If I was a developer of magnificent technologies, I would need to understand that I take my orders from consumers first and foremost. As a consumer, I know that my purchasing a product is what allows further products like it to be made. The catch is, when consumers no longer prove discerning (like now), developers no longer see the need for real innovation (like now).
As a rule, consumers should be hard as nails when it comes to who they spend money on. That's how we affect change, not by whining like spoiled children after we buy it. As developers, the discerning consumer should keep you honest and push you to ACTUAL INNOVATION so that you maintain their loyalty.
3.) Enjoyment Part II
What in the hell happened to taking the time to enjoy innovative technologies? We have become so heavily invested in providing our extremely biased opinions that we have forgotten what it means to actually experience anything, what it means to take the time to learn something.
Back in the day (which was a Wednesday...thanks Dane) I used to do some writing for a local video game retail store. I was continually surprised by the number of times I would see someone pick up a controller, play for five minutes, and pass summary judgement on the game. As a person who has always been fascinated by the development of games, this blew my mind. Hundreds of people poured blood, sweat, and shameful tears into this product and some punk, prepubescent hermit who has never seen the border of the town in which he resides is allowed to determine how and when the next product will be developed? Something is extremely messed up with this process.
4.) Hype Over Health
One thing that really scares the crap out of me is the monolithic amount of money that gets poured into marketing these products and how early it starts. I mean, we are hearing about these amazing and revolutionary products sometimes two to three years ahead of time, one at the least. For endless months we get teaser trailers, screen shots, developer interviews, early hands-on reports, and way too much more. Is it any wonder that everyone hates it when it comes out? They have been hyped into a frenzy and are bound to be disappointed by anything less than a flight to the moon.

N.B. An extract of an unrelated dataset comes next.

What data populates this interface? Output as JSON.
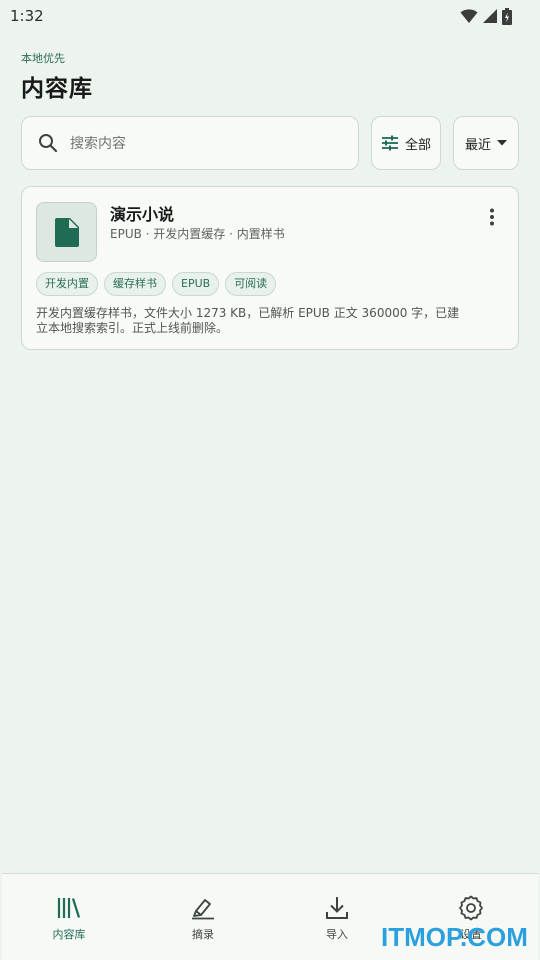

The moral of this convoluted story? Frickin' patience grasshopper! Don't let hasty decisions and your disgusting need for instant gratification undermine the power you have. Remember that the next time you want to complain about a product, the developer is 100% a result of your reaction.
"Without magic, there is no art. Without art, there is no idealism. Without idealism, there is no integrity. Without integrity, there is nothing but production." -Raymond Chandler